We calculate a mean rating of all responses to indicate whether this is high, medium or low compared to the same subject area at other universities.

Have a question about this info? Learn more here

This information is from the Higher Education Statistics Agency (HESA).

You can use this to get an idea of who you might share a lecture with and how they progressed in this subject, here. It's also worth comparing typical A-level subjects and grades students achieved with the current course entry requirements; similarities or differences here could indicate how flexible (or not) a university might be.

Have a question about this info? Learn more here

Post-six month graduation stats:

This is from the Destinations of Leavers from Higher Education Survey, based on responses from graduates who studied the same subject area here.

It offers a snapshot of what grads went on to do six months later, what they were earning on average, and whether they felt their degree helped them obtain a 'graduate role'. We calculate a mean rating to indicate if this is high, medium or low compared to other universities.

Have a question about this info? Learn more here

Graduate field commentary:

The Higher Education Careers Services Unit have provided some further context for all graduates in this subject area, including details that numbers alone might not show

Have a question about this info? Learn more here

The Longitudinal Educational Outcomes dataset combines HRMC earnings data with student records from the Higher Education Statistics Agency.

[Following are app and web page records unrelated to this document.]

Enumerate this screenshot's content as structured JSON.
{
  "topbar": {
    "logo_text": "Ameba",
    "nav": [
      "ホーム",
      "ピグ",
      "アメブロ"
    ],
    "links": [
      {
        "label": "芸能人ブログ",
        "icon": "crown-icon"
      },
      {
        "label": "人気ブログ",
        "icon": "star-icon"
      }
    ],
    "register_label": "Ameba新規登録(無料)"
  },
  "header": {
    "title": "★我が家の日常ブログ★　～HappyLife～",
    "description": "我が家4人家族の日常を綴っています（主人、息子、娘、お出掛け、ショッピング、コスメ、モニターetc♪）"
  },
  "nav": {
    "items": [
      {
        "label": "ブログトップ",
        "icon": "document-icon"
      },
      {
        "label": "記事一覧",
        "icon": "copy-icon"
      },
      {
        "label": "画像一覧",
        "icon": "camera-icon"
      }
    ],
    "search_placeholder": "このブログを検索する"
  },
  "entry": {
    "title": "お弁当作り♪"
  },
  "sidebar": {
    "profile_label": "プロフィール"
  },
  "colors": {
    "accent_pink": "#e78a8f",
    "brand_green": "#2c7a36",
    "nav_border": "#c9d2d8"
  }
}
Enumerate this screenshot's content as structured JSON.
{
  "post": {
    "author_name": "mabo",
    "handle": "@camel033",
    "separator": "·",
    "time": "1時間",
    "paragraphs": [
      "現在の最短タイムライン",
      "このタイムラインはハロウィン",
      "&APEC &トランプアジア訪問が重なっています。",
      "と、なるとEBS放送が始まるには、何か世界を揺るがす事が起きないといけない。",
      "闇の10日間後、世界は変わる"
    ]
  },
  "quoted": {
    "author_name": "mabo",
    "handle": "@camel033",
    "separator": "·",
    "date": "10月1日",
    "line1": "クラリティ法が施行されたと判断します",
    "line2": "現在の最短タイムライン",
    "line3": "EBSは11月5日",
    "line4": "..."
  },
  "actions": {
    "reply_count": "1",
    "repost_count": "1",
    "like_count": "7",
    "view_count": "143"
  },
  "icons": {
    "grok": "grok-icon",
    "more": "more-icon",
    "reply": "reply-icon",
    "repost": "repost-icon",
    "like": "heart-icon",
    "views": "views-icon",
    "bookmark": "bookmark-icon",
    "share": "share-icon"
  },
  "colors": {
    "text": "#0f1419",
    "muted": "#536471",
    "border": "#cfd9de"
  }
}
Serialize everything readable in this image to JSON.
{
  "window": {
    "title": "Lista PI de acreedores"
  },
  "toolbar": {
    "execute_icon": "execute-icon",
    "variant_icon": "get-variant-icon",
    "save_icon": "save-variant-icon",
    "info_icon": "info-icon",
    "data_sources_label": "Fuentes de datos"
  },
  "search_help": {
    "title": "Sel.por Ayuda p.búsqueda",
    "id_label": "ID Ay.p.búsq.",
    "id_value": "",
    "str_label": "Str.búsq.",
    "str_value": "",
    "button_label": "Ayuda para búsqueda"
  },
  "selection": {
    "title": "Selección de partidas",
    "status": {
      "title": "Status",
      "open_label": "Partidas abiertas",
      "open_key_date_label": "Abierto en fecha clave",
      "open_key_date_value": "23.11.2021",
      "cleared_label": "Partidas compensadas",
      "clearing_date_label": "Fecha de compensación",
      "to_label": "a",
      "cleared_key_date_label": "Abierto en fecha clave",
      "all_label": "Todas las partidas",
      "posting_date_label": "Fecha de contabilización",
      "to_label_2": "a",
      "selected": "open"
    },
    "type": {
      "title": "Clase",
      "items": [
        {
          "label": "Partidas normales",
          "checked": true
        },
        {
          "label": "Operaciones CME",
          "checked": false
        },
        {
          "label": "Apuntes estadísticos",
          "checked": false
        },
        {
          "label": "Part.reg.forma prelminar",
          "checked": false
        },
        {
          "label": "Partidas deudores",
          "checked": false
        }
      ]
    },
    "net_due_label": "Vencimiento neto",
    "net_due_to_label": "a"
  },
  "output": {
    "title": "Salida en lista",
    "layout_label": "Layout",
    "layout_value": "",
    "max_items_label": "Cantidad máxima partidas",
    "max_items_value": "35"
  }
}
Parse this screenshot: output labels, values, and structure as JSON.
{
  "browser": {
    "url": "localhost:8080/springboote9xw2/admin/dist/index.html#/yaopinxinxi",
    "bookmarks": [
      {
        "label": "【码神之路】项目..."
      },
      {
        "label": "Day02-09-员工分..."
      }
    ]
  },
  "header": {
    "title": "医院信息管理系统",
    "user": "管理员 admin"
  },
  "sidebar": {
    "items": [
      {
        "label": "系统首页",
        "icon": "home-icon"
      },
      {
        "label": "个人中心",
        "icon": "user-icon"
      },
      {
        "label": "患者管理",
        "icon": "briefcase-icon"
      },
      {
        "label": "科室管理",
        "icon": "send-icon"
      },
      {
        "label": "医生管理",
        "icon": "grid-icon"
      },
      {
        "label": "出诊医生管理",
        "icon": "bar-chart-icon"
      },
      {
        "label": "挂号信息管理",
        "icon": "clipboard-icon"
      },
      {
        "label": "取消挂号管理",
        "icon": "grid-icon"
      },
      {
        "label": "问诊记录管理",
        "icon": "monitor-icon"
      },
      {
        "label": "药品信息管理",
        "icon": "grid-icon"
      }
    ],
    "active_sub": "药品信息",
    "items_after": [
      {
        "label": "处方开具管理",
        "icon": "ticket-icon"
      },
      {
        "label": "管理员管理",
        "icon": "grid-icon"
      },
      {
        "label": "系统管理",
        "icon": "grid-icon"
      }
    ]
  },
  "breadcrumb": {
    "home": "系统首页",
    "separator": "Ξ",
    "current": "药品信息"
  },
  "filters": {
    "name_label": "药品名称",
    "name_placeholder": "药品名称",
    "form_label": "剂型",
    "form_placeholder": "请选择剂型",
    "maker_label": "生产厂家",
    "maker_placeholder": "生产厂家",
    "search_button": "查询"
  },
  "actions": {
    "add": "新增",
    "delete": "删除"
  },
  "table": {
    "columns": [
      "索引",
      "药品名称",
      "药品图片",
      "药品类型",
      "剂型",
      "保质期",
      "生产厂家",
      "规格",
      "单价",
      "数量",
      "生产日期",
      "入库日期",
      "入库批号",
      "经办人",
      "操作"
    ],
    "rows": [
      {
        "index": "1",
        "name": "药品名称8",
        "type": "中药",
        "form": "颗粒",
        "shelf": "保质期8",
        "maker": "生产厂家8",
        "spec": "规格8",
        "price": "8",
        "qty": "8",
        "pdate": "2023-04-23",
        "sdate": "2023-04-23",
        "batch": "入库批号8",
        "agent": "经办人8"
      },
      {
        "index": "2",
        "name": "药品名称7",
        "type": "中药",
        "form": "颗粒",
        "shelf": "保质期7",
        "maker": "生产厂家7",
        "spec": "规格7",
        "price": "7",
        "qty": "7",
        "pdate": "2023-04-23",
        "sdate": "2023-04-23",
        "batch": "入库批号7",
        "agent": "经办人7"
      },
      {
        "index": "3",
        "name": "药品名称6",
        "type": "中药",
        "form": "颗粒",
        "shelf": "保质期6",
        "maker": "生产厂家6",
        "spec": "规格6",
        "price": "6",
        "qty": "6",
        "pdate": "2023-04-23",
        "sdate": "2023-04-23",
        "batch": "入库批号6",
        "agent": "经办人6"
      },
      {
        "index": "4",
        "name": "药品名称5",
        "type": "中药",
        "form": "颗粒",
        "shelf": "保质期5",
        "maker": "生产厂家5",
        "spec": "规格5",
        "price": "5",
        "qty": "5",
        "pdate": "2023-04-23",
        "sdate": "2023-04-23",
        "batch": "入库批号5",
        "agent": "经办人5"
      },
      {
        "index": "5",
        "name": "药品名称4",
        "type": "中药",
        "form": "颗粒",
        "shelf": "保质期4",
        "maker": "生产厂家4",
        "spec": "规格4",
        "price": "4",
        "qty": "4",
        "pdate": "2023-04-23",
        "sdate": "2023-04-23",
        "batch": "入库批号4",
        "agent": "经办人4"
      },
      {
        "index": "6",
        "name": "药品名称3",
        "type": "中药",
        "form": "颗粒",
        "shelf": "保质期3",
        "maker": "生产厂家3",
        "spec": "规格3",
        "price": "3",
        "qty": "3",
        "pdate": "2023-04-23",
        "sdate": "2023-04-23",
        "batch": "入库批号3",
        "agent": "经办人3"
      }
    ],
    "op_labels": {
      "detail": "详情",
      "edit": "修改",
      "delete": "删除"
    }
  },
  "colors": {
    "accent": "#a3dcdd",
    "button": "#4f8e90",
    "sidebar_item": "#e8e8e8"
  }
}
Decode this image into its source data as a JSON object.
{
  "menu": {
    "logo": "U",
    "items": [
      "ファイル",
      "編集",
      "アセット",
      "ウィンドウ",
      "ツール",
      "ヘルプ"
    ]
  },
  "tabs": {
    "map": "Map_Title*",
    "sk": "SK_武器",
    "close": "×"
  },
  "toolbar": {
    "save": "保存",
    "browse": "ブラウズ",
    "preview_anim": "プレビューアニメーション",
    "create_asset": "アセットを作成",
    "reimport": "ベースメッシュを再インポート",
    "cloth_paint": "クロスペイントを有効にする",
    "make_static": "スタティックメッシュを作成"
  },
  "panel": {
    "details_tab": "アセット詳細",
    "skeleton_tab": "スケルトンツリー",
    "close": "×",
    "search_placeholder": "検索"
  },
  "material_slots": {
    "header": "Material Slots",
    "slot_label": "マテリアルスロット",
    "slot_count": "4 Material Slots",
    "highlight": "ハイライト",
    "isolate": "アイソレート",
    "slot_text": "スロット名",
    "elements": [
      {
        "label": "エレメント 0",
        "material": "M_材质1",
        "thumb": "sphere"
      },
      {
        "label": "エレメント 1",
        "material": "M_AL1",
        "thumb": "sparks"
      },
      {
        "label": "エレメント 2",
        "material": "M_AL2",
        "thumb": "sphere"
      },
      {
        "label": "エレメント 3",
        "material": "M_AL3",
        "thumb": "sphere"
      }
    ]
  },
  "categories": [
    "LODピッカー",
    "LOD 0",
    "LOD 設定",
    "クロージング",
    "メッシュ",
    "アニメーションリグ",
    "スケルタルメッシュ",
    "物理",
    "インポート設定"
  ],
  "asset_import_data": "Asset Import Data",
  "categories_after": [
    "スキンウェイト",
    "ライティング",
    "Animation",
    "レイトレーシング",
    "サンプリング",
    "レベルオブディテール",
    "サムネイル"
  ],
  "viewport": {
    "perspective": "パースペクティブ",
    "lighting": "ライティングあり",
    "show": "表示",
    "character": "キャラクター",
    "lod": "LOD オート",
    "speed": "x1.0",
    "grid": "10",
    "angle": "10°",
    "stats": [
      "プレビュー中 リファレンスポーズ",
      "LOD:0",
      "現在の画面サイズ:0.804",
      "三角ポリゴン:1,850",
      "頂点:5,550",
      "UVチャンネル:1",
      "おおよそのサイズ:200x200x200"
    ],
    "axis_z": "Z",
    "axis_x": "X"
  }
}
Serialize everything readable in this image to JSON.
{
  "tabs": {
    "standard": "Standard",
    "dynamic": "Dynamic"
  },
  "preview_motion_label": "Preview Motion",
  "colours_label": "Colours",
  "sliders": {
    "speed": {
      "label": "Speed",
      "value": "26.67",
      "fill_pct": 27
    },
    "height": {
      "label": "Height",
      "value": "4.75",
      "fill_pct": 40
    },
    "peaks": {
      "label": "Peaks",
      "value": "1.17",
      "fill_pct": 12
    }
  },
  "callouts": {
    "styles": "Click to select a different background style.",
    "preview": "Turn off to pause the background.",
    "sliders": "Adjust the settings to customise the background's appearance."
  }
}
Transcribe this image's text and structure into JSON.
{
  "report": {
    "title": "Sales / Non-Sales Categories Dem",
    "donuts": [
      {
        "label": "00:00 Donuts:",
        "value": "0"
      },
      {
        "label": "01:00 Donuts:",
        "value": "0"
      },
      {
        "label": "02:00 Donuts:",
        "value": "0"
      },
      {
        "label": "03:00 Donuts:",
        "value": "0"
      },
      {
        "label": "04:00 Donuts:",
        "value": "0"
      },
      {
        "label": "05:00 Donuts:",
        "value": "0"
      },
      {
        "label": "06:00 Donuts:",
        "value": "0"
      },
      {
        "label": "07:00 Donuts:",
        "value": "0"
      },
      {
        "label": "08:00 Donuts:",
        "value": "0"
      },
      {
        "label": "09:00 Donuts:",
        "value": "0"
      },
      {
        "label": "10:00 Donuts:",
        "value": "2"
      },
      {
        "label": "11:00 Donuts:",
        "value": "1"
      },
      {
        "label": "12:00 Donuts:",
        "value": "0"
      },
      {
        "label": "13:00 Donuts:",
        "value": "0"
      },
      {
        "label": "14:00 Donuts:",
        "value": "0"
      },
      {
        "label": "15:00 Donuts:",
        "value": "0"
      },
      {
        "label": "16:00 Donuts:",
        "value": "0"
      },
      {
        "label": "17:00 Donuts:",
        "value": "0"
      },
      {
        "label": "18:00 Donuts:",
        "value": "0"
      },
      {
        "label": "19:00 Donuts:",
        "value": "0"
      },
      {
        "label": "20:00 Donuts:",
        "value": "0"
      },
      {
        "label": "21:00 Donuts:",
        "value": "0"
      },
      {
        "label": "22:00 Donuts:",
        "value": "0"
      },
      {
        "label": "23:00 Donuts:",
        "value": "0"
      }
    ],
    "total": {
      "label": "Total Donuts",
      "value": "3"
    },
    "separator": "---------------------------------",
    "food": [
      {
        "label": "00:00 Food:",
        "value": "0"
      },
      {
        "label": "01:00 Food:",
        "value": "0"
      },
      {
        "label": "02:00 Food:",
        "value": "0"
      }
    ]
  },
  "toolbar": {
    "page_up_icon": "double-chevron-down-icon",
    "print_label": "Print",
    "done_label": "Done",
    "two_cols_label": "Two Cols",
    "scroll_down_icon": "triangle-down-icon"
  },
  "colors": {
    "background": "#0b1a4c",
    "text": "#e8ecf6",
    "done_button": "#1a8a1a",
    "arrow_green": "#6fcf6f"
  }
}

While there are lots of factors at play when it comes to your future earnings, use this as a rough timeline of what graduates in this subject area were earning on average one, three and five years later. Can you see a steady increase in salary, or did grads need some experience under their belt before seeing a nice bump up in their pay packet?

Have a question about this info? Learn more here